One of the hardest things to do is to convince a customer to buy from you; once you’ve made the case that your business is worth buying from and the customer pulls out their credit card, they’re showing that they’re ready to buy; this is a great opportunity to add additional value.
This approach is commonly used with “shopping cart upsells,” like this one from 1-800-Flowers:
Getting a customer into “buying” mode is hard. But once you’ve accomplished that, it’s easier to open the door to a deeper relationship.
3) Immediately after the customer achieves a milestone
Another popular and effective time to upsell your customers is when they’ve achieved a milestone in doing business with you, like:
- Being a customer for a year
- Spending a certain number of hours in your app
- Accomplishing a certain number of tasks in your product
- Logging in a certain number of times
- Installing particular integrations or add-ons
Use these events as opportunities to remind your customers about the value they’re getting from doing business with you, and think about how you can upsell them now to take things even further.
The Two Rules of Upselling
There are two rules to remember about upselling your customers:
1) Make sure they’re happy with the service and experienced you’ve delivered to them. NEVER sell to an angry, upset or disappointed customer.
There are a couple of useful options for singling out customers who are happy.
You can use labels in your help desk software (we use Groove, for obvious reasons) to tag customers who are “fans.” That way, when a fan emails you and you sense an opportunity for an upsell, you’ll already know that they might be open to it.
Another equally effective way—we use both—to identify happy customers is with Net Promoter Scores, one of the most important customer service metrics.
The Net Promoter Score Survey, sent to your customers regularly (you can use an app like Promoter.io that does this for you), asks two simple questions:
Results from the first question tell us how many of our customers are promoters (those who respond with a 9 or 10), passives (7 or 8) and detractors (0 to 6) of Groove. Results from the second question tell us why.
While this data can help you make better decisions on a number of fronts, knowing who your promoters are is especially helpful for knowing who to target your upsell offers to.
2) Focus your upsell pitch on how the customer wins.
Remember how upselling works best when you tell the customer how they win?

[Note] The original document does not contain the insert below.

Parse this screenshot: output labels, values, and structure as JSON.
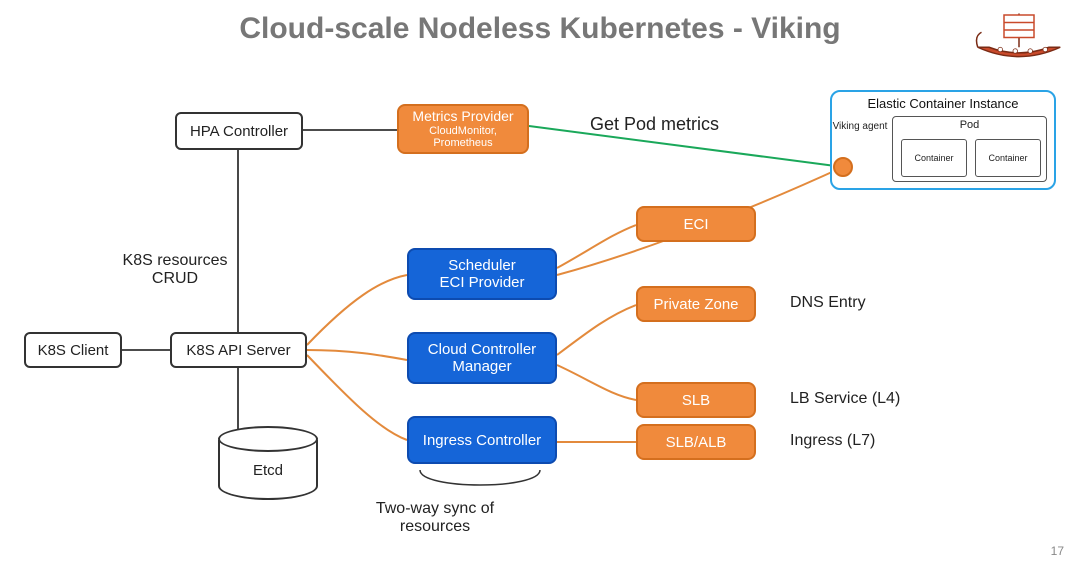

Here’s that quote from Jeffrey Gitomer again:
Tell me how I win. When I win, you win.
While this is great advice for any sales, focusing on how you’re helping the existing customer win even more is absolutely critical for upselling without being pushy.
In Chris Yeh’s Geico example above, notice how the support agent framed the pitch very clearly around how Chris can win:
From looking at your account, it looks like you’re now eligible for a big discount on our comprehensive coverage. Since you’re going to be waiting for the tow truck anyways, would you like to hear more?
The agent could have started with “would you like to hear about our comprehensive coverage?” But THAT would be pushy.
Instead, the focus is on Chris’ big discount, not on Geico’s product. They told Chris how he wins, and that made things interesting for him.
Think about the products and services you might upsell your customers on, and then think about how those products help them win. Hint: nobody cares about your product. They care about their problems. Showing them how you can solve those problems is the key to upselling successfully.
Now, Go Forth and Upsell
If you’ve been hurt by years of terrible upsells, then it’s understandable that you might be hesitant to try and use them yourself.
But hopefully this post has showed you that upsells can be honest, honorable and valuable in growing your business, and they don’t have to be pushy or sleazy.
The key to a successful upsell that makes your customer happy lies in your timing and your approach. Get those two right, and you’ll be on your way to turning existing customers into raving fans.